### Recorded information

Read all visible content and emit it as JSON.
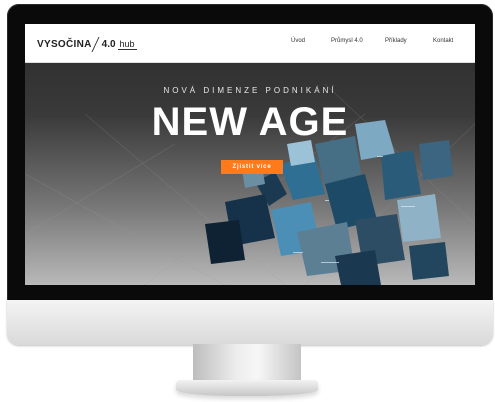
{
  "logo": {
    "word": "VYSOČINA",
    "number": "4.0",
    "suffix": "hub"
  },
  "nav": {
    "items": [
      {
        "label": "Úvod"
      },
      {
        "label": "Průmysl 4.0"
      },
      {
        "label": "Příklady"
      },
      {
        "label": "Kontakt"
      }
    ]
  },
  "hero": {
    "subtitle": "NOVÁ DIMENZE PODNIKÁNÍ",
    "title": "NEW AGE",
    "cta_label": "Zjistit více"
  },
  "colors": {
    "accent": "#ff7a1a",
    "navbar": "#ffffff",
    "hero_dark": "#2a2a2a"
  },
  "icons": [
    "crystal-shards-decoration"
  ]
}
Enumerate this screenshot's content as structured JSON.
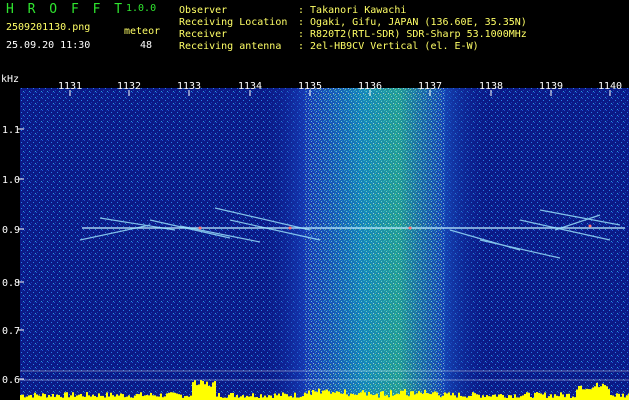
{
  "header": {
    "app_name": "H R O F F T",
    "version": "1.0.0",
    "filename": "2509201130.png",
    "datetime": "25.09.20 11:30",
    "meteor_label": "meteor",
    "meteor_count": "48"
  },
  "info": {
    "observer_label": "Observer",
    "observer_value": ": Takanori Kawachi",
    "location_label": "Receiving Location",
    "location_value": ": Ogaki, Gifu, JAPAN (136.60E, 35.35N)",
    "receiver_label": "Receiver",
    "receiver_value": ": R820T2(RTL-SDR) SDR-Sharp 53.1000MHz",
    "antenna_label": "Receiving antenna",
    "antenna_value": ": 2el-HB9CV Vertical (el. E-W)"
  },
  "axes": {
    "y_unit": "kHz",
    "y_ticks": [
      "1.1",
      "1.0",
      "0.9",
      "0.8",
      "0.7",
      "0.6"
    ],
    "x_ticks": [
      "1131",
      "1132",
      "1133",
      "1134",
      "1135",
      "1136",
      "1137",
      "1138",
      "1139",
      "1140"
    ]
  },
  "colors": {
    "text_green": "#2fe52f",
    "text_yellow": "#ffff66",
    "text_white": "#ffffff",
    "background": "#000000",
    "noise_floor": "#0a1a8a",
    "noise_high": "#00ffff",
    "signal_line": "#ffffff",
    "signal_yellow": "#ffff00"
  },
  "signal": {
    "carrier_khz": 0.9,
    "noise_band_start_min": 1135,
    "noise_band_end_min": 1137.5
  }
}
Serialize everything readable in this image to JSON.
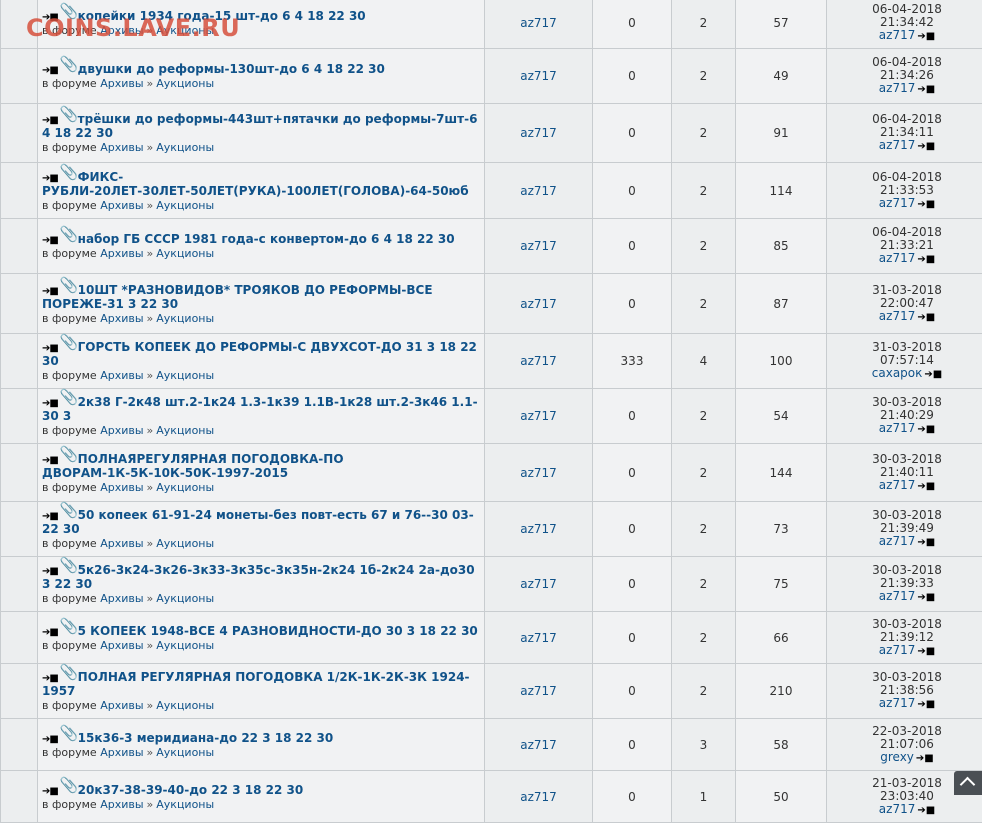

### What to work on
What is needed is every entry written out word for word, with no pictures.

### Reply to the exercise
Read all visible content and emit it as JSON.
{
  "logo": {
    "word": "VYSOČINA",
    "number": "4.0",
    "suffix": "hub"
  },
  "nav": {
    "items": [
      {
        "label": "Úvod"
      },
      {
        "label": "Průmysl 4.0"
      },
      {
        "label": "Příklady"
      },
      {
        "label": "Kontakt"
      }
    ]
  },
  "hero": {
    "subtitle": "NOVÁ DIMENZE PODNIKÁNÍ",
    "title": "NEW AGE",
    "cta_label": "Zjistit více"
  },
  "colors": {
    "accent": "#ff7a1a",
    "navbar": "#ffffff",
    "hero_dark": "#2a2a2a"
  },
  "icons": [
    "crystal-shards-decoration"
  ]
}
Enumerate this screenshot's content as structured JSON.
{
  "header": {
    "app_name": "H R O F F T",
    "version": "1.0.0",
    "filename": "2509201130.png",
    "datetime": "25.09.20 11:30",
    "meteor_label": "meteor",
    "meteor_count": "48"
  },
  "info": {
    "observer_label": "Observer",
    "observer_value": ": Takanori Kawachi",
    "location_label": "Receiving Location",
    "location_value": ": Ogaki, Gifu, JAPAN (136.60E, 35.35N)",
    "receiver_label": "Receiver",
    "receiver_value": ": R820T2(RTL-SDR) SDR-Sharp 53.1000MHz",
    "antenna_label": "Receiving antenna",
    "antenna_value": ": 2el-HB9CV Vertical (el. E-W)"
  },
  "axes": {
    "y_unit": "kHz",
    "y_ticks": [
      "1.1",
      "1.0",
      "0.9",
      "0.8",
      "0.7",
      "0.6"
    ],
    "x_ticks": [
      "1131",
      "1132",
      "1133",
      "1134",
      "1135",
      "1136",
      "1137",
      "1138",
      "1139",
      "1140"
    ]
  },
  "colors": {
    "text_green": "#2fe52f",
    "text_yellow": "#ffff66",
    "text_white": "#ffffff",
    "background": "#000000",
    "noise_floor": "#0a1a8a",
    "noise_high": "#00ffff",
    "signal_line": "#ffffff",
    "signal_yellow": "#ffff00"
  },
  "signal": {
    "carrier_khz": 0.9,
    "noise_band_start_min": 1135,
    "noise_band_end_min": 1137.5
  }
}
Serialize everything readable in this image to JSON.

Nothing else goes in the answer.